Source records:
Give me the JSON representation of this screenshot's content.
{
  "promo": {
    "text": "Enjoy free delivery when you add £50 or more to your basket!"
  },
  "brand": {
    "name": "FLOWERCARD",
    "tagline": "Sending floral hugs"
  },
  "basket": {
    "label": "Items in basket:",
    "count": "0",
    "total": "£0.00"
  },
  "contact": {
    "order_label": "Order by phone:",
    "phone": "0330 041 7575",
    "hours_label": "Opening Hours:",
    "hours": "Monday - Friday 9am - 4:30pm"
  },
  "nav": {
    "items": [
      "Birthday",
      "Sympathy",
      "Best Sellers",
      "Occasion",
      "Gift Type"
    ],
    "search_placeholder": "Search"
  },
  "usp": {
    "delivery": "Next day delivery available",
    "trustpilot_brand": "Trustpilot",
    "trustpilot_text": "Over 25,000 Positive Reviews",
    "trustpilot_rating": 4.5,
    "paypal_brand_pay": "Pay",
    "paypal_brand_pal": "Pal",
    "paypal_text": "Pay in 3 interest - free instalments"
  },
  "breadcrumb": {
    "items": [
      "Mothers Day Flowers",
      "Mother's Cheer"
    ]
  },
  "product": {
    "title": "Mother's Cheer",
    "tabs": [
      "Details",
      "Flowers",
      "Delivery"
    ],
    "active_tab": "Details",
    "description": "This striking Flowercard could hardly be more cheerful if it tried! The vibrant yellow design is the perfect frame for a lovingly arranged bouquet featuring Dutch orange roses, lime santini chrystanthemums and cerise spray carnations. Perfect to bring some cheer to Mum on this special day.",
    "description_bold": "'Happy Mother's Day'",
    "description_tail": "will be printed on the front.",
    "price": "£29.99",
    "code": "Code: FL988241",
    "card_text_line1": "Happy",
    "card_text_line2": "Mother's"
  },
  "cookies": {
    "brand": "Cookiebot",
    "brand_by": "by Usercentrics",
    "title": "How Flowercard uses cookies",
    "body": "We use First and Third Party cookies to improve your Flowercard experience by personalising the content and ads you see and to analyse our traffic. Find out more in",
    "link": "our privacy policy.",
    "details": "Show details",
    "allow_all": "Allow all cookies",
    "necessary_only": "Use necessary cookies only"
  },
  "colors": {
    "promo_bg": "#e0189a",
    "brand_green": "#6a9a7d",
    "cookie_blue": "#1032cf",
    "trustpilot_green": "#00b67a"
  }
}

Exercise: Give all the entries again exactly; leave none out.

Response to the exercise:
Give me the JSON representation of this screenshot's content.
{
  "promo": {
    "text": "Enjoy free delivery when you add £50 or more to your basket!"
  },
  "brand": {
    "name": "FLOWERCARD",
    "tagline": "Sending floral hugs"
  },
  "basket": {
    "label": "Items in basket:",
    "count": "0",
    "total": "£0.00"
  },
  "contact": {
    "order_label": "Order by phone:",
    "phone": "0330 041 7575",
    "hours_label": "Opening Hours:",
    "hours": "Monday - Friday 9am - 4:30pm"
  },
  "nav": {
    "items": [
      "Birthday",
      "Sympathy",
      "Best Sellers",
      "Occasion",
      "Gift Type"
    ],
    "search_placeholder": "Search"
  },
  "usp": {
    "delivery": "Next day delivery available",
    "trustpilot_brand": "Trustpilot",
    "trustpilot_text": "Over 25,000 Positive Reviews",
    "trustpilot_rating": 4.5,
    "paypal_brand_pay": "Pay",
    "paypal_brand_pal": "Pal",
    "paypal_text": "Pay in 3 interest - free instalments"
  },
  "breadcrumb": {
    "items": [
      "Mothers Day Flowers",
      "Mother's Cheer"
    ]
  },
  "product": {
    "title": "Mother's Cheer",
    "tabs": [
      "Details",
      "Flowers",
      "Delivery"
    ],
    "active_tab": "Details",
    "description": "This striking Flowercard could hardly be more cheerful if it tried! The vibrant yellow design is the perfect frame for a lovingly arranged bouquet featuring Dutch orange roses, lime santini chrystanthemums and cerise spray carnations. Perfect to bring some cheer to Mum on this special day.",
    "description_bold": "'Happy Mother's Day'",
    "description_tail": "will be printed on the front.",
    "price": "£29.99",
    "code": "Code: FL988241",
    "card_text_line1": "Happy",
    "card_text_line2": "Mother's"
  },
  "cookies": {
    "brand": "Cookiebot",
    "brand_by": "by Usercentrics",
    "title": "How Flowercard uses cookies",
    "body": "We use First and Third Party cookies to improve your Flowercard experience by personalising the content and ads you see and to analyse our traffic. Find out more in",
    "link": "our privacy policy.",
    "details": "Show details",
    "allow_all": "Allow all cookies",
    "necessary_only": "Use necessary cookies only"
  },
  "colors": {
    "promo_bg": "#e0189a",
    "brand_green": "#6a9a7d",
    "cookie_blue": "#1032cf",
    "trustpilot_green": "#00b67a"
  }
}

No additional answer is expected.